To complement the HQ-16C ship-to-air missile, the final batch of the Type 054A frigate was upgraded, with the mechanical scanning illuminating radar replaced by an active phased array illuminating radar. This radar has higher power, better accuracy, and stronger anti-jamming capabilities, further harnessing the range performance of the HQ-16C ship-to-air missile.
The latest model in the HQ-16 family is the HQ-16F. Compared to other HQ-16 variants, it can be considered a new type of missile. However, it remains compatible with the HQ-16 air defense system, similar to the relationship between the Patriot PAC-2 and PAC-3. The HQ-16F features a slender body, retaining only small tail fins.
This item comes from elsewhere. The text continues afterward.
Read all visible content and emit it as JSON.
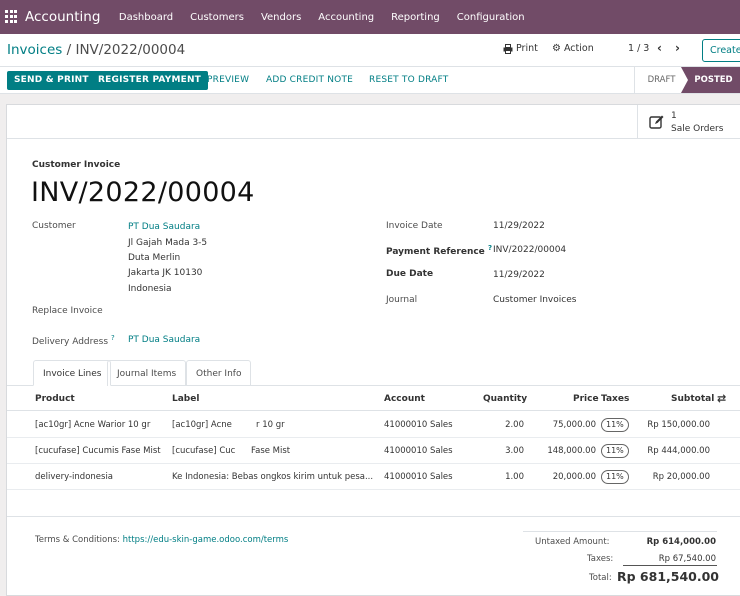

As mentioned earlier, the faster a missile, the more lift its body contributes. When speed reaches a certain threshold, fins can be eliminated, resulting in a finless design, a layout commonly adopted by modern long-range air defense missiles. For example, the interceptor of the HQ-9 only has small tail fins, with most of its lift coming from its body during high-speed flight.
The HQ-16F also introduced lateral thrust control, positioning lateral thrust rockets around its body. When reaching the designated position, these rockets ignite, allowing the missile to “sideways” intercept targets, enhancing its capability to intercept high-speed targets, such as tactical ballistic missiles. The export version, the HQ-16FE, has a maximum range of 160 km. This alone exceeds the US Navy’s Extended Range SM-2, the Russian RIF-M, and the European Aster-30, whose ranges are 120 km, 150 km, and 120 km, respectively. Therefore, after the 054B frigate was commissioned, its air defense capability surpassed many foreign air defense ships, becoming another powerful vessel for the navy’s oceanic operations.
Source: Wang Yanan